Your assignment =>
Give back every line of the data, word for word.
================================
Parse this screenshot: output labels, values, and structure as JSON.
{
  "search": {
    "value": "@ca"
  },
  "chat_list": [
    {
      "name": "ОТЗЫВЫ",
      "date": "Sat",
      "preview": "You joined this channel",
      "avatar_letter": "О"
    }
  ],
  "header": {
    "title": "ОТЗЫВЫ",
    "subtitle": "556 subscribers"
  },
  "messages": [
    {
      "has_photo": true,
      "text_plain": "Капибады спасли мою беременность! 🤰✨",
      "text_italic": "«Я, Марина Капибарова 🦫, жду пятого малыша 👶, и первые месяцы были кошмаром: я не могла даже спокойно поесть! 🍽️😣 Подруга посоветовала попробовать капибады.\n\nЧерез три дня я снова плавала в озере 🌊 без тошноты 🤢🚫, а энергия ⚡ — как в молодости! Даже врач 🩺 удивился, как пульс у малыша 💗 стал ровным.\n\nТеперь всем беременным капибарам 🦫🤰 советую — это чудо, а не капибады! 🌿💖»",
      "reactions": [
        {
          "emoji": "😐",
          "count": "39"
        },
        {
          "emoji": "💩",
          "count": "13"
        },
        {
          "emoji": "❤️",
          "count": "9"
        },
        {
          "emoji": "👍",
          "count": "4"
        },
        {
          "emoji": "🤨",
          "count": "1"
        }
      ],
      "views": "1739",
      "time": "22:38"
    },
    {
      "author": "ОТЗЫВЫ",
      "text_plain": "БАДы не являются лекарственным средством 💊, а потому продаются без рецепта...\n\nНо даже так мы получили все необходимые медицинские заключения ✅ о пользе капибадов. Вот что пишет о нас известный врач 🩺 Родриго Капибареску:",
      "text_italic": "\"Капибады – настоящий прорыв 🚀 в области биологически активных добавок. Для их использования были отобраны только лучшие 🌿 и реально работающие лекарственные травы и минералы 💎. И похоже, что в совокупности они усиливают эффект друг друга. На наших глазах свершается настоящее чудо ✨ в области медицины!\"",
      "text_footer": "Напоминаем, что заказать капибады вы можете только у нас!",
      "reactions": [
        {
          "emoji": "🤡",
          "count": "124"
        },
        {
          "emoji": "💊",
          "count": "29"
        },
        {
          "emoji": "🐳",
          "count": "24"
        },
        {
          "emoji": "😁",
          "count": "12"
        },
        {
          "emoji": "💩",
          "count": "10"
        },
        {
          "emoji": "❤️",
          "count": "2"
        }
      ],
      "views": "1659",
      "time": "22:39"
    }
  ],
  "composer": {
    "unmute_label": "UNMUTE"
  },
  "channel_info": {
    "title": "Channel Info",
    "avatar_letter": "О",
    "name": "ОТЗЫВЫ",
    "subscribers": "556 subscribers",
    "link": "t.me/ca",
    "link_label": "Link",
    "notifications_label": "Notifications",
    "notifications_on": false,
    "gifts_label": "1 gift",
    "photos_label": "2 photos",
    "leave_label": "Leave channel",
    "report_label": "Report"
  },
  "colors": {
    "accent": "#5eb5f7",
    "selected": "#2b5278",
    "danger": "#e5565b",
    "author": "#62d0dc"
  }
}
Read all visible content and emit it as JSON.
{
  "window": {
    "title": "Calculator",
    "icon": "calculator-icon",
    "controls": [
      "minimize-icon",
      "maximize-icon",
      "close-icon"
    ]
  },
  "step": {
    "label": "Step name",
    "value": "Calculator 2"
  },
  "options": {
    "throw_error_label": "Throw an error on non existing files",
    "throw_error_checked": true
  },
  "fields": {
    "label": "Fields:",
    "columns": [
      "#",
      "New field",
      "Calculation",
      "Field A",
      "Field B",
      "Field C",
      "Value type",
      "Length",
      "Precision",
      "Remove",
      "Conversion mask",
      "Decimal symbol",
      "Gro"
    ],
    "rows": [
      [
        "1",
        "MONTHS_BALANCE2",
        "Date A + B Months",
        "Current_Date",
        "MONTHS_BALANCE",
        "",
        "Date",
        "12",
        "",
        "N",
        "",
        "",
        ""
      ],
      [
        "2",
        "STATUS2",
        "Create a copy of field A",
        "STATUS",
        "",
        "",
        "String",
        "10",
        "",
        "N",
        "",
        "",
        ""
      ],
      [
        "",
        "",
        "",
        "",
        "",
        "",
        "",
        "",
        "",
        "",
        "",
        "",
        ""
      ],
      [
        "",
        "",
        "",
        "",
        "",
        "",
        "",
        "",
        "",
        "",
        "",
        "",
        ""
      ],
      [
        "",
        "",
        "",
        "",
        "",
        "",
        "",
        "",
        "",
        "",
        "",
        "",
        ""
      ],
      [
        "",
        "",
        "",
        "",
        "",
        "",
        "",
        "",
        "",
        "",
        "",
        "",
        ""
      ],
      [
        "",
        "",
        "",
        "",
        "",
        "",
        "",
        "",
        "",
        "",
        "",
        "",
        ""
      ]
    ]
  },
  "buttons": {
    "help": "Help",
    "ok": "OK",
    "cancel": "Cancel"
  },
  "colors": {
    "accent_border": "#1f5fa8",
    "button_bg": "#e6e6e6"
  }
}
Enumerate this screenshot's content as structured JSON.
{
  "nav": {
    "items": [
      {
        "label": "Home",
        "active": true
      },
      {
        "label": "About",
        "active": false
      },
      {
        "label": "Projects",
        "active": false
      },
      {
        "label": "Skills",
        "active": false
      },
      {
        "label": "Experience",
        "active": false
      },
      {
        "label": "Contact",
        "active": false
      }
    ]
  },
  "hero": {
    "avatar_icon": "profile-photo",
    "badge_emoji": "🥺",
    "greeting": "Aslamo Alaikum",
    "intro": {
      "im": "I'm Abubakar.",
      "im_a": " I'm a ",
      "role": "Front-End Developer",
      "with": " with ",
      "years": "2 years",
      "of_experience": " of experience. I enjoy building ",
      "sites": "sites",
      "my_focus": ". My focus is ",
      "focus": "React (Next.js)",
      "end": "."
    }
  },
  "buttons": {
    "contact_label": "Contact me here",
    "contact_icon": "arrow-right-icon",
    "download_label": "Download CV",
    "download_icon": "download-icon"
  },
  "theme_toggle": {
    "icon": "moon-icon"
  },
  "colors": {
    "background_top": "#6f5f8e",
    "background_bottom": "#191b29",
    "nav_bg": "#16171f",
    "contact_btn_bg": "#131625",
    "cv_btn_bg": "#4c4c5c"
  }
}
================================
Completed exercise =>
Parse this screenshot: output labels, values, and structure as JSON.
{
  "search": {
    "value": "@ca"
  },
  "chat_list": [
    {
      "name": "ОТЗЫВЫ",
      "date": "Sat",
      "preview": "You joined this channel",
      "avatar_letter": "О"
    }
  ],
  "header": {
    "title": "ОТЗЫВЫ",
    "subtitle": "556 subscribers"
  },
  "messages": [
    {
      "has_photo": true,
      "text_plain": "Капибады спасли мою беременность! 🤰✨",
      "text_italic": "«Я, Марина Капибарова 🦫, жду пятого малыша 👶, и первые месяцы были кошмаром: я не могла даже спокойно поесть! 🍽️😣 Подруга посоветовала попробовать капибады.\n\nЧерез три дня я снова плавала в озере 🌊 без тошноты 🤢🚫, а энергия ⚡ — как в молодости! Даже врач 🩺 удивился, как пульс у малыша 💗 стал ровным.\n\nТеперь всем беременным капибарам 🦫🤰 советую — это чудо, а не капибады! 🌿💖»",
      "reactions": [
        {
          "emoji": "😐",
          "count": "39"
        },
        {
          "emoji": "💩",
          "count": "13"
        },
        {
          "emoji": "❤️",
          "count": "9"
        },
        {
          "emoji": "👍",
          "count": "4"
        },
        {
          "emoji": "🤨",
          "count": "1"
        }
      ],
      "views": "1739",
      "time": "22:38"
    },
    {
      "author": "ОТЗЫВЫ",
      "text_plain": "БАДы не являются лекарственным средством 💊, а потому продаются без рецепта...\n\nНо даже так мы получили все необходимые медицинские заключения ✅ о пользе капибадов. Вот что пишет о нас известный врач 🩺 Родриго Капибареску:",
      "text_italic": "\"Капибады – настоящий прорыв 🚀 в области биологически активных добавок. Для их использования были отобраны только лучшие 🌿 и реально работающие лекарственные травы и минералы 💎. И похоже, что в совокупности они усиливают эффект друг друга. На наших глазах свершается настоящее чудо ✨ в области медицины!\"",
      "text_footer": "Напоминаем, что заказать капибады вы можете только у нас!",
      "reactions": [
        {
          "emoji": "🤡",
          "count": "124"
        },
        {
          "emoji": "💊",
          "count": "29"
        },
        {
          "emoji": "🐳",
          "count": "24"
        },
        {
          "emoji": "😁",
          "count": "12"
        },
        {
          "emoji": "💩",
          "count": "10"
        },
        {
          "emoji": "❤️",
          "count": "2"
        }
      ],
      "views": "1659",
      "time": "22:39"
    }
  ],
  "composer": {
    "unmute_label": "UNMUTE"
  },
  "channel_info": {
    "title": "Channel Info",
    "avatar_letter": "О",
    "name": "ОТЗЫВЫ",
    "subscribers": "556 subscribers",
    "link": "t.me/ca",
    "link_label": "Link",
    "notifications_label": "Notifications",
    "notifications_on": false,
    "gifts_label": "1 gift",
    "photos_label": "2 photos",
    "leave_label": "Leave channel",
    "report_label": "Report"
  },
  "colors": {
    "accent": "#5eb5f7",
    "selected": "#2b5278",
    "danger": "#e5565b",
    "author": "#62d0dc"
  }
}
Read all visible content and emit it as JSON.
{
  "window": {
    "title": "Calculator",
    "icon": "calculator-icon",
    "controls": [
      "minimize-icon",
      "maximize-icon",
      "close-icon"
    ]
  },
  "step": {
    "label": "Step name",
    "value": "Calculator 2"
  },
  "options": {
    "throw_error_label": "Throw an error on non existing files",
    "throw_error_checked": true
  },
  "fields": {
    "label": "Fields:",
    "columns": [
      "#",
      "New field",
      "Calculation",
      "Field A",
      "Field B",
      "Field C",
      "Value type",
      "Length",
      "Precision",
      "Remove",
      "Conversion mask",
      "Decimal symbol",
      "Gro"
    ],
    "rows": [
      [
        "1",
        "MONTHS_BALANCE2",
        "Date A + B Months",
        "Current_Date",
        "MONTHS_BALANCE",
        "",
        "Date",
        "12",
        "",
        "N",
        "",
        "",
        ""
      ],
      [
        "2",
        "STATUS2",
        "Create a copy of field A",
        "STATUS",
        "",
        "",
        "String",
        "10",
        "",
        "N",
        "",
        "",
        ""
      ],
      [
        "",
        "",
        "",
        "",
        "",
        "",
        "",
        "",
        "",
        "",
        "",
        "",
        ""
      ],
      [
        "",
        "",
        "",
        "",
        "",
        "",
        "",
        "",
        "",
        "",
        "",
        "",
        ""
      ],
      [
        "",
        "",
        "",
        "",
        "",
        "",
        "",
        "",
        "",
        "",
        "",
        "",
        ""
      ],
      [
        "",
        "",
        "",
        "",
        "",
        "",
        "",
        "",
        "",
        "",
        "",
        "",
        ""
      ],
      [
        "",
        "",
        "",
        "",
        "",
        "",
        "",
        "",
        "",
        "",
        "",
        "",
        ""
      ]
    ]
  },
  "buttons": {
    "help": "Help",
    "ok": "OK",
    "cancel": "Cancel"
  },
  "colors": {
    "accent_border": "#1f5fa8",
    "button_bg": "#e6e6e6"
  }
}
Enumerate this screenshot's content as structured JSON.
{
  "nav": {
    "items": [
      {
        "label": "Home",
        "active": true
      },
      {
        "label": "About",
        "active": false
      },
      {
        "label": "Projects",
        "active": false
      },
      {
        "label": "Skills",
        "active": false
      },
      {
        "label": "Experience",
        "active": false
      },
      {
        "label": "Contact",
        "active": false
      }
    ]
  },
  "hero": {
    "avatar_icon": "profile-photo",
    "badge_emoji": "🥺",
    "greeting": "Aslamo Alaikum",
    "intro": {
      "im": "I'm Abubakar.",
      "im_a": " I'm a ",
      "role": "Front-End Developer",
      "with": " with ",
      "years": "2 years",
      "of_experience": " of experience. I enjoy building ",
      "sites": "sites",
      "my_focus": ". My focus is ",
      "focus": "React (Next.js)",
      "end": "."
    }
  },
  "buttons": {
    "contact_label": "Contact me here",
    "contact_icon": "arrow-right-icon",
    "download_label": "Download CV",
    "download_icon": "download-icon"
  },
  "theme_toggle": {
    "icon": "moon-icon"
  },
  "colors": {
    "background_top": "#6f5f8e",
    "background_bottom": "#191b29",
    "nav_bg": "#16171f",
    "contact_btn_bg": "#131625",
    "cv_btn_bg": "#4c4c5c"
  }
}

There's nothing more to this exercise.